▶ **Aim of the exercise**
Where a line holds the word "What", count it, then give only the total for the entries below.

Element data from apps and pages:
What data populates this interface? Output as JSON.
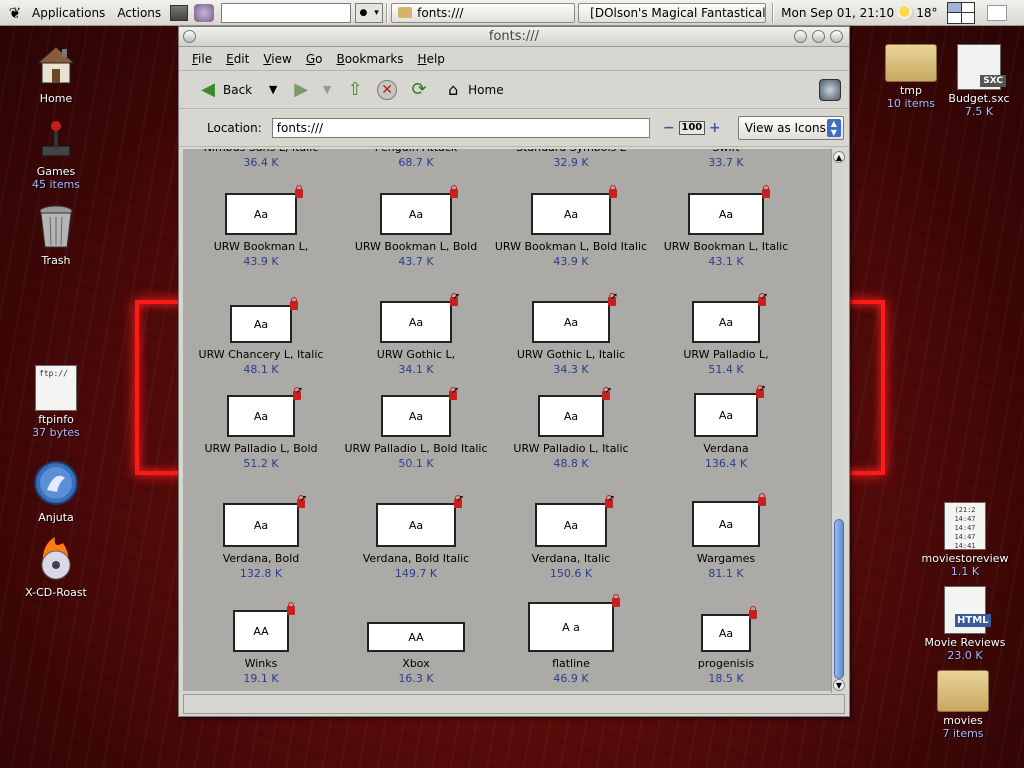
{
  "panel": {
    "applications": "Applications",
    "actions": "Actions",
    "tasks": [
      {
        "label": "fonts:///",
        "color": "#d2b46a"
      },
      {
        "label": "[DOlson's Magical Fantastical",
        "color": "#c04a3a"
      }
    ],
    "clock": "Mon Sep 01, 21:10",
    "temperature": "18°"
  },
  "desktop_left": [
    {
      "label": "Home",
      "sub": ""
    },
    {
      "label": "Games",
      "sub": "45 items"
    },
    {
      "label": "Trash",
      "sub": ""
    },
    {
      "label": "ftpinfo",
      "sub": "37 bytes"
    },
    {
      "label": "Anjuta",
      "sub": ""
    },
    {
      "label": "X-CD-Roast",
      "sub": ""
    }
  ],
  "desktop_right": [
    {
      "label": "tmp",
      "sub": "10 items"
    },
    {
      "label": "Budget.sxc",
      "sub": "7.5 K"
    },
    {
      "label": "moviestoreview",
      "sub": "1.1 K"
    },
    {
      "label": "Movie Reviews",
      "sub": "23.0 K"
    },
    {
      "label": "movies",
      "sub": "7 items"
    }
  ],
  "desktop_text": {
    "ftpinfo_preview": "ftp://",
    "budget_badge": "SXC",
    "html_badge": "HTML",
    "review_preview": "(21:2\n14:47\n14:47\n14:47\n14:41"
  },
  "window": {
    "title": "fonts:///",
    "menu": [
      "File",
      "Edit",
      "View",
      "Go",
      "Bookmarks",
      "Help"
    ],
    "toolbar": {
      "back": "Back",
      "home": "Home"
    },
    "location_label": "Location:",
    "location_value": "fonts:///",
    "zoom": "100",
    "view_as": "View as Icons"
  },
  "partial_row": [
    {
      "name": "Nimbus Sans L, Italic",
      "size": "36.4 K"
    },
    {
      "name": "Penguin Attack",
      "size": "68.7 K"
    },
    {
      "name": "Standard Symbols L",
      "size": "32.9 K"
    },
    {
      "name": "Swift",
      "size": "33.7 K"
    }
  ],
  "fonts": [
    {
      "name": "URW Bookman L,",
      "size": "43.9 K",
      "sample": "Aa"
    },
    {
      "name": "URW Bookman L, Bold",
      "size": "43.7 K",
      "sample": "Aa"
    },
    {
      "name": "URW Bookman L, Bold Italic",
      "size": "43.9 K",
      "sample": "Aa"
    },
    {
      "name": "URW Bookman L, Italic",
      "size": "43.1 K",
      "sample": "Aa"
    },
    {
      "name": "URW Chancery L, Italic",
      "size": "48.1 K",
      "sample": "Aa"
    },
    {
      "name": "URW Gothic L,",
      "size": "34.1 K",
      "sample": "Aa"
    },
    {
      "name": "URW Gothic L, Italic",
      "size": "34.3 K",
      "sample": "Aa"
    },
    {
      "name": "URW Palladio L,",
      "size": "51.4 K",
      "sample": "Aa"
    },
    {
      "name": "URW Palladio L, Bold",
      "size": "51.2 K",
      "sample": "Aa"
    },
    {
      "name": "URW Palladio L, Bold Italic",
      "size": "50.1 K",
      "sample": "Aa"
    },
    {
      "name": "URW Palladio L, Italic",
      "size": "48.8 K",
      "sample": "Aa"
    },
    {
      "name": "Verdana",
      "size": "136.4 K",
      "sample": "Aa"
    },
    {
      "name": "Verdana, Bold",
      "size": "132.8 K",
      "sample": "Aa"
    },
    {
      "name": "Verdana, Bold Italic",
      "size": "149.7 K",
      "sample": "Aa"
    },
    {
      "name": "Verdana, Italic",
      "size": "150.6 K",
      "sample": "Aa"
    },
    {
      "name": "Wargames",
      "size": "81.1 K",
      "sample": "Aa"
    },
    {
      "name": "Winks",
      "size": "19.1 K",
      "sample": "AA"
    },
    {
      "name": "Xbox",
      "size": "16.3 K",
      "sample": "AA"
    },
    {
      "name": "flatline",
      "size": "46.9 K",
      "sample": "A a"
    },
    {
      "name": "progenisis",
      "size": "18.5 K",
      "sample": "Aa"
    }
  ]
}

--

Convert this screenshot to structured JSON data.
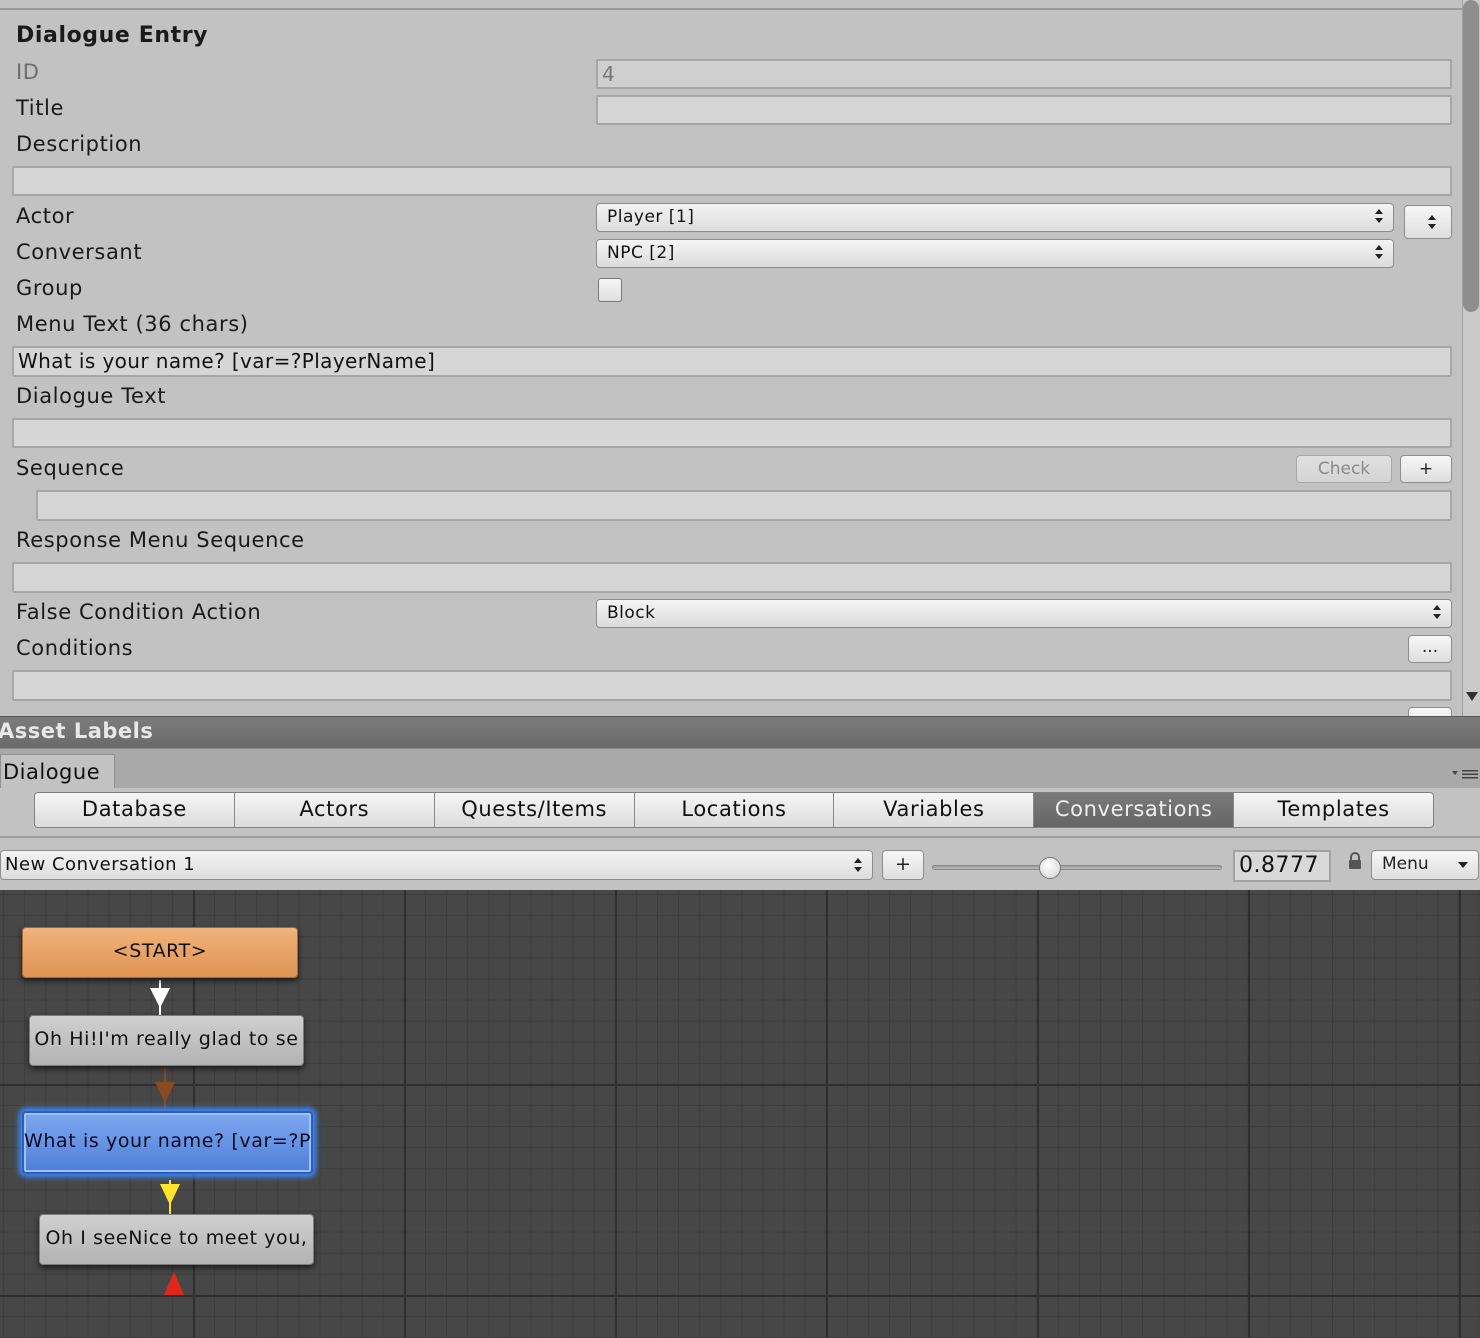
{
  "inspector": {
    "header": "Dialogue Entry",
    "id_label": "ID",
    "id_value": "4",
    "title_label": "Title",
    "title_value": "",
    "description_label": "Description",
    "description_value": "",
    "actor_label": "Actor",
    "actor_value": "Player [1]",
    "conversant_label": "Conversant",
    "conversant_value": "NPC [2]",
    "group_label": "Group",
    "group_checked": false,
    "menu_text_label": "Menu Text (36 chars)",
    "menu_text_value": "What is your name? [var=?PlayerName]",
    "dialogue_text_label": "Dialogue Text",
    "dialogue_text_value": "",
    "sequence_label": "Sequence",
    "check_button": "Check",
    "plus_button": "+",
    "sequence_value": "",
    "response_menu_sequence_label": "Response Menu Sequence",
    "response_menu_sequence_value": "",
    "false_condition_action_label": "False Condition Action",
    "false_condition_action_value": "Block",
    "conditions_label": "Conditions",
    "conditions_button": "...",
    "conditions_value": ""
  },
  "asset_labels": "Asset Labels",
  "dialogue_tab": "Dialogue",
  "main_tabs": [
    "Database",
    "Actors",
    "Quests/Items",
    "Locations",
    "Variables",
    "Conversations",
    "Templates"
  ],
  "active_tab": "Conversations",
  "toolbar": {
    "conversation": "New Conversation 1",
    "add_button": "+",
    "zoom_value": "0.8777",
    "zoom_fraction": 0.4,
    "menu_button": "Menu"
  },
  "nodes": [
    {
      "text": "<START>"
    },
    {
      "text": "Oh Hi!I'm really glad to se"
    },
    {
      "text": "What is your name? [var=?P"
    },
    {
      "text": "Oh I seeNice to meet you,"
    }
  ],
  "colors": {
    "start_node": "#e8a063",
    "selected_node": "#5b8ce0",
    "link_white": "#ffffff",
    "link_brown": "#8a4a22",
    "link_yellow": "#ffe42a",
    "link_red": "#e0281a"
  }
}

▶ **Written response**
3